umbrellas for guests’ use in the lobby of the Hotel Country Villa, Nagarkot, Nepal, during monsoon seasonÂ
Sometimes the little things* mean so much.
Yesterday, we participated in a day-long Scouting event that Nigel’s troop organizes annually - Christmas tree recycling. The Scouts and their parents drive all over our town and the neighboring town, pick up Christmas trees from people’s homes, load them onto trucks and trailers, and take them to a local park where later they are turned into fish habitat and mulch. It’s a great program for the community, and the donations received from it help to fund the Scout Troop’s activities for the year.
Halfway through the day, we break for lunch, which is prepared and served by Scout parents and siblings at the local church where we have our weekly meetings. During lunch, one of the Scout’s sisters walked around the tables refilling drinks for people. Nigel was seated at a table near me, and as she passed by, he held up his cup for her to refill. She did, and he said, “Thank you.” He said it perfectly, so naturally, like he’sÂ been saying it all along.Â And he said itÂ completely unprompted.

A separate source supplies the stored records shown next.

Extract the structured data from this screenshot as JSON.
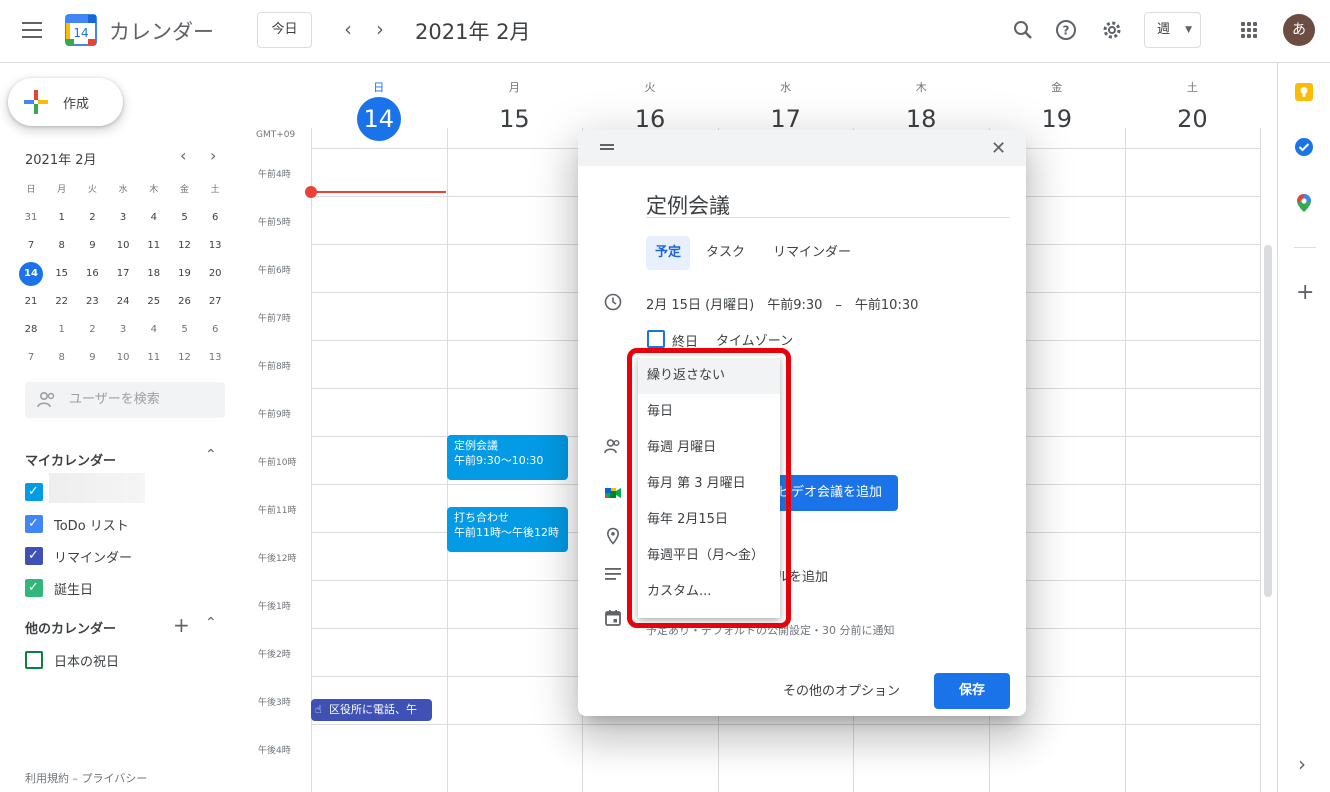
{
  "header": {
    "app_title": "カレンダー",
    "logo_day": "14",
    "today_label": "今日",
    "period": "2021年 2月",
    "view_label": "週",
    "avatar_initial": "あ"
  },
  "sidebar": {
    "create_label": "作成",
    "mini_title": "2021年 2月",
    "weekday_heads": [
      "日",
      "月",
      "火",
      "水",
      "木",
      "金",
      "土"
    ],
    "weeks": [
      [
        "31",
        "1",
        "2",
        "3",
        "4",
        "5",
        "6"
      ],
      [
        "7",
        "8",
        "9",
        "10",
        "11",
        "12",
        "13"
      ],
      [
        "14",
        "15",
        "16",
        "17",
        "18",
        "19",
        "20"
      ],
      [
        "21",
        "22",
        "23",
        "24",
        "25",
        "26",
        "27"
      ],
      [
        "28",
        "1",
        "2",
        "3",
        "4",
        "5",
        "6"
      ],
      [
        "7",
        "8",
        "9",
        "10",
        "11",
        "12",
        "13"
      ]
    ],
    "user_search_placeholder": "ユーザーを検索",
    "my_calendars_title": "マイカレンダー",
    "my_calendars": [
      {
        "label": "",
        "color": "#039be5"
      },
      {
        "label": "ToDo リスト",
        "color": "#4285f4"
      },
      {
        "label": "リマインダー",
        "color": "#3f51b5"
      },
      {
        "label": "誕生日",
        "color": "#33b679"
      }
    ],
    "other_calendars_title": "他のカレンダー",
    "other_calendars": [
      {
        "label": "日本の祝日",
        "color": "#0b8043"
      }
    ],
    "footer": "利用規約 – プライバシー"
  },
  "week": {
    "timezone": "GMT+09",
    "days": [
      {
        "name": "日",
        "num": "14"
      },
      {
        "name": "月",
        "num": "15"
      },
      {
        "name": "火",
        "num": "16"
      },
      {
        "name": "水",
        "num": "17"
      },
      {
        "name": "木",
        "num": "18"
      },
      {
        "name": "金",
        "num": "19"
      },
      {
        "name": "土",
        "num": "20"
      }
    ],
    "time_labels": [
      "午前4時",
      "午前5時",
      "午前6時",
      "午前7時",
      "午前8時",
      "午前9時",
      "午前10時",
      "午前11時",
      "午後12時",
      "午後1時",
      "午後2時",
      "午後3時",
      "午後4時"
    ],
    "events": [
      {
        "title": "定例会議",
        "time": "午前9:30～10:30",
        "color": "#039be5"
      },
      {
        "title": "打ち合わせ",
        "time": "午前11時～午後12時",
        "color": "#039be5"
      },
      {
        "title": "区役所に電話、午",
        "color": "#3f51b5"
      }
    ]
  },
  "dialog": {
    "title": "定例会議",
    "tabs": [
      "予定",
      "タスク",
      "リマインダー"
    ],
    "datetime": "2月 15日 (月曜日)　午前9:30　–　午前10:30",
    "allday_label": "終日",
    "timezone_label": "タイムゾーン",
    "meet_button": "ビデオ会議を追加",
    "description_hint": "説明または添付ファイルを追加",
    "calendar_hint": "予定あり・デフォルトの公開設定・30 分前に通知",
    "more_options": "その他のオプション",
    "save": "保存"
  },
  "recurrence_dropdown": {
    "options": [
      "繰り返さない",
      "毎日",
      "毎週 月曜日",
      "毎月 第 3 月曜日",
      "毎年 2月15日",
      "毎週平日（月～金）",
      "カスタム..."
    ],
    "selected": "繰り返さない"
  },
  "colors": {
    "accent": "#1a73e8",
    "highlight": "#e8000b",
    "now_line": "#ea4335"
  }
}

My heart raced, and I wanted to stand up and shout, “Did you hear what he just said?! On his own?!” For years, after he finally started talking, I have always had to prompt him to thank someone, whether it’s for a gift, a server bringing him something in a restaurant, me buying something that he wanted, or for anyone helping him in some way. I have repeatedly told him that whenever someone does something for him, even if it’s just holding a door open for him, he should say thank you. And, until yesterday, I had never heard him say it unprompted. The way autism affects him socially, it just doesn’t occur to him to thank people. I think that now, at this age, he understands why he should and that it’s expected, but he usually just doesn’t think of it at the time. He may be battling sensory issues in whatever environment he’s in, or preoccupied in some way that we don’t understand. It’s not because he’s rude and doesn’t have manners. And I know that he does the best that he can, and his family and friends know it too. We don’t hold it against him when he doesn’t thank us.
But the general public doesn’t know or understand, and that is why I have continued to drill into him to say thank you. And that’s also why I write and advocate about autism - so that the general public might start to know and understand, and he can meet them halfway. He won’t always say thank you when he should. He can’t always say thank you. But he tries. And when he does, it’s beautiful to hear. It’s a little thing, but it means so much.
*For more not-so-little things, check out Jess Wilson’s Community Brag Page! It’s a great space for any parent of a child (any age) with ASD, whether you are a blogger or not, to contribute to an ongoing celebration of our kids’ amazing progress. Cheers!